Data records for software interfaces
+++
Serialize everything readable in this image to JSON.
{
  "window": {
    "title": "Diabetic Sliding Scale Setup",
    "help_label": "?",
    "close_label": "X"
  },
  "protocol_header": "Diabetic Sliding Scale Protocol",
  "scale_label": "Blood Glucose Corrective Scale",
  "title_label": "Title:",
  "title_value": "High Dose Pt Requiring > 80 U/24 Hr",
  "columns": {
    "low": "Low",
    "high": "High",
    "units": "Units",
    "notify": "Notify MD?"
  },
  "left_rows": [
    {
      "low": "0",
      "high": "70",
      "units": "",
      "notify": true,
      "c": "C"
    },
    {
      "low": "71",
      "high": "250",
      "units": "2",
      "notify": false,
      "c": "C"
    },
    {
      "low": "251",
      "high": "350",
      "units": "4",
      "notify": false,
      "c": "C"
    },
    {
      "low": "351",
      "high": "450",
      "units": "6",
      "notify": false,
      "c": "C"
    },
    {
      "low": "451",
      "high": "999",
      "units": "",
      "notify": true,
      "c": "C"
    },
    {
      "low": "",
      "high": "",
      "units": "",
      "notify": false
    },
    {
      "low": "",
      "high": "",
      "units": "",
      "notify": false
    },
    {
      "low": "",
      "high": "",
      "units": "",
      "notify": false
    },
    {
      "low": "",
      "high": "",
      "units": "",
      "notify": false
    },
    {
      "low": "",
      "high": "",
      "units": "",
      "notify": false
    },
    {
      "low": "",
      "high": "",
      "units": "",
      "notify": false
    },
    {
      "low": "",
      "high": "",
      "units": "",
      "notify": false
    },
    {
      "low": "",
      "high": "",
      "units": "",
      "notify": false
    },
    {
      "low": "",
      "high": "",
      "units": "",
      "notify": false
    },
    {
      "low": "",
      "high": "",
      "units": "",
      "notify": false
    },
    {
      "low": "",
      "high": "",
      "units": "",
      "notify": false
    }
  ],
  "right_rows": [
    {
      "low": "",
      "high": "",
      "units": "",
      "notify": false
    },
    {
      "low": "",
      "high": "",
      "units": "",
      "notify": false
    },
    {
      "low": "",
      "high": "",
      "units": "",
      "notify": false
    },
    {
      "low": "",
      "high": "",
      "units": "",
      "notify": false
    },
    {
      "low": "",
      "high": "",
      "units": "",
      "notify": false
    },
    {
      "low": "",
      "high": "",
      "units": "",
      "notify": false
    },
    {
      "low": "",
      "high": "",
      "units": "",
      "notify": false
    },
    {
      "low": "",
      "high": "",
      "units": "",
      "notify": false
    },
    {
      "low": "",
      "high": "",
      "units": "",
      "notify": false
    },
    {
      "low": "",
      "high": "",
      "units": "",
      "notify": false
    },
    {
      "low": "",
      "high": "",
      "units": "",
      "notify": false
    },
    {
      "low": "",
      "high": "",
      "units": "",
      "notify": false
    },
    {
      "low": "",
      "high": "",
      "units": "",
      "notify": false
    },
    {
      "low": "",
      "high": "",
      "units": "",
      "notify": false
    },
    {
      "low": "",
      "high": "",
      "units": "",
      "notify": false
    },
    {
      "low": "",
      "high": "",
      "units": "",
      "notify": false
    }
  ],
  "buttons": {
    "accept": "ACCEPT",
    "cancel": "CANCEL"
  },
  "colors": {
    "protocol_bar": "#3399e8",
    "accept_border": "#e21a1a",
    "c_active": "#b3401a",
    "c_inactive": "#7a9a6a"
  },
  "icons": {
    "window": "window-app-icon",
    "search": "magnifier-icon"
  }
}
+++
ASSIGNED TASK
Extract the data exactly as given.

EXERCISE SOLUTION
Serialize everything readable in this image to JSON.
{
  "window": {
    "title": "Diabetic Sliding Scale Setup",
    "help_label": "?",
    "close_label": "X"
  },
  "protocol_header": "Diabetic Sliding Scale Protocol",
  "scale_label": "Blood Glucose Corrective Scale",
  "title_label": "Title:",
  "title_value": "High Dose Pt Requiring > 80 U/24 Hr",
  "columns": {
    "low": "Low",
    "high": "High",
    "units": "Units",
    "notify": "Notify MD?"
  },
  "left_rows": [
    {
      "low": "0",
      "high": "70",
      "units": "",
      "notify": true,
      "c": "C"
    },
    {
      "low": "71",
      "high": "250",
      "units": "2",
      "notify": false,
      "c": "C"
    },
    {
      "low": "251",
      "high": "350",
      "units": "4",
      "notify": false,
      "c": "C"
    },
    {
      "low": "351",
      "high": "450",
      "units": "6",
      "notify": false,
      "c": "C"
    },
    {
      "low": "451",
      "high": "999",
      "units": "",
      "notify": true,
      "c": "C"
    },
    {
      "low": "",
      "high": "",
      "units": "",
      "notify": false
    },
    {
      "low": "",
      "high": "",
      "units": "",
      "notify": false
    },
    {
      "low": "",
      "high": "",
      "units": "",
      "notify": false
    },
    {
      "low": "",
      "high": "",
      "units": "",
      "notify": false
    },
    {
      "low": "",
      "high": "",
      "units": "",
      "notify": false
    },
    {
      "low": "",
      "high": "",
      "units": "",
      "notify": false
    },
    {
      "low": "",
      "high": "",
      "units": "",
      "notify": false
    },
    {
      "low": "",
      "high": "",
      "units": "",
      "notify": false
    },
    {
      "low": "",
      "high": "",
      "units": "",
      "notify": false
    },
    {
      "low": "",
      "high": "",
      "units": "",
      "notify": false
    },
    {
      "low": "",
      "high": "",
      "units": "",
      "notify": false
    }
  ],
  "right_rows": [
    {
      "low": "",
      "high": "",
      "units": "",
      "notify": false
    },
    {
      "low": "",
      "high": "",
      "units": "",
      "notify": false
    },
    {
      "low": "",
      "high": "",
      "units": "",
      "notify": false
    },
    {
      "low": "",
      "high": "",
      "units": "",
      "notify": false
    },
    {
      "low": "",
      "high": "",
      "units": "",
      "notify": false
    },
    {
      "low": "",
      "high": "",
      "units": "",
      "notify": false
    },
    {
      "low": "",
      "high": "",
      "units": "",
      "notify": false
    },
    {
      "low": "",
      "high": "",
      "units": "",
      "notify": false
    },
    {
      "low": "",
      "high": "",
      "units": "",
      "notify": false
    },
    {
      "low": "",
      "high": "",
      "units": "",
      "notify": false
    },
    {
      "low": "",
      "high": "",
      "units": "",
      "notify": false
    },
    {
      "low": "",
      "high": "",
      "units": "",
      "notify": false
    },
    {
      "low": "",
      "high": "",
      "units": "",
      "notify": false
    },
    {
      "low": "",
      "high": "",
      "units": "",
      "notify": false
    },
    {
      "low": "",
      "high": "",
      "units": "",
      "notify": false
    },
    {
      "low": "",
      "high": "",
      "units": "",
      "notify": false
    }
  ],
  "buttons": {
    "accept": "ACCEPT",
    "cancel": "CANCEL"
  },
  "colors": {
    "protocol_bar": "#3399e8",
    "accept_border": "#e21a1a",
    "c_active": "#b3401a",
    "c_inactive": "#7a9a6a"
  },
  "icons": {
    "window": "window-app-icon",
    "search": "magnifier-icon"
  }
}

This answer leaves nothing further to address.